Issac Butler, writing c. 1749, recorded the apostle font at Kilcarn church (ME031-003----) (1892, 126). It was moved to Dublin for the Great Exhibition in 1853 (Roe 1968, 61), and after this it may have been moved to its present location in the Roman Catholic church at Johnstown, c. 900m NNW of its original home. It is made of limestone and is dodecagonal, or twelve-sided, in form (ext. dim. 0.77m; H 0.43m) with a flat-bottomed basin (diam. 0.51m; D 0.2m). Each side-panel is decorated as a high medieval ogee-headed niche, enriched with foliage, buttresses and pinnacles. Mythical beasts and human heads attached to the under-panels gnaw at the base of the columns separating the niches. The twelve apostles have been placed in eleven of the niches, two unfortunates having to share, while the twelfth panel depicts the crowning of the Virgin by her Son. All the apostles are seated on benches facing forward, and some can be identified by their symbols: Peter with the Keys; Paul with a sword; St. Andrew with a saltire. St. James is equipped as a pilgrim with a satchel over his shoulder and the scallop shell, the emblem of his great shrine of Compostella in NW Spain, in his hand. The font stands on a plain twelve-sided limestone pillar (total H 0.87m), and is dated by Roe (1968, 65-6) to the late 15th or early 16th century. The font from Follistown (ME025-041001-i) s outside the church, and a pier (ME025-041002-) from the cloister arcade at Bective abbey (ME031-026----) is displayed on the outside of the church tower.

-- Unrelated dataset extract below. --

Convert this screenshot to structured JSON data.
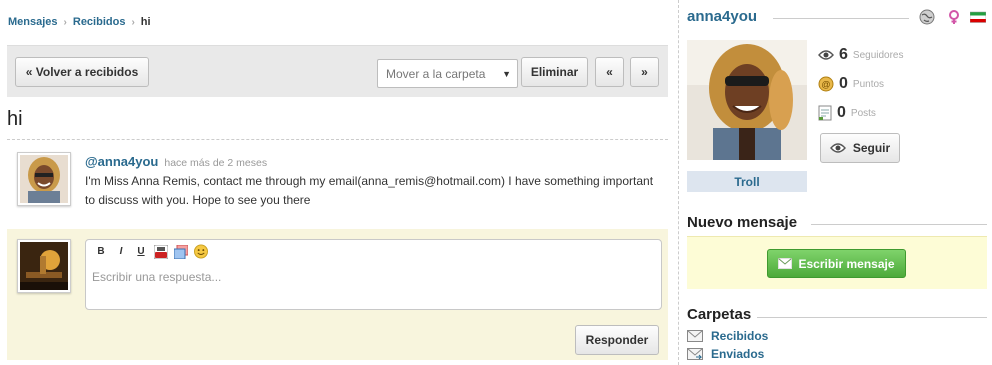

The above description is derived from the published 'Archaeological Inventory of County Meath' (Dublin: Stationery Office, 1987). In certain instances the entries have been revised and updated in the light of recent research.
See attached image
Compiled by: Michael Moore
Date of revision: 10 July 2014Description Source: National Monuments Service, Department of Arts, Heritage Regional, Rural and Gaeltacht Affairs.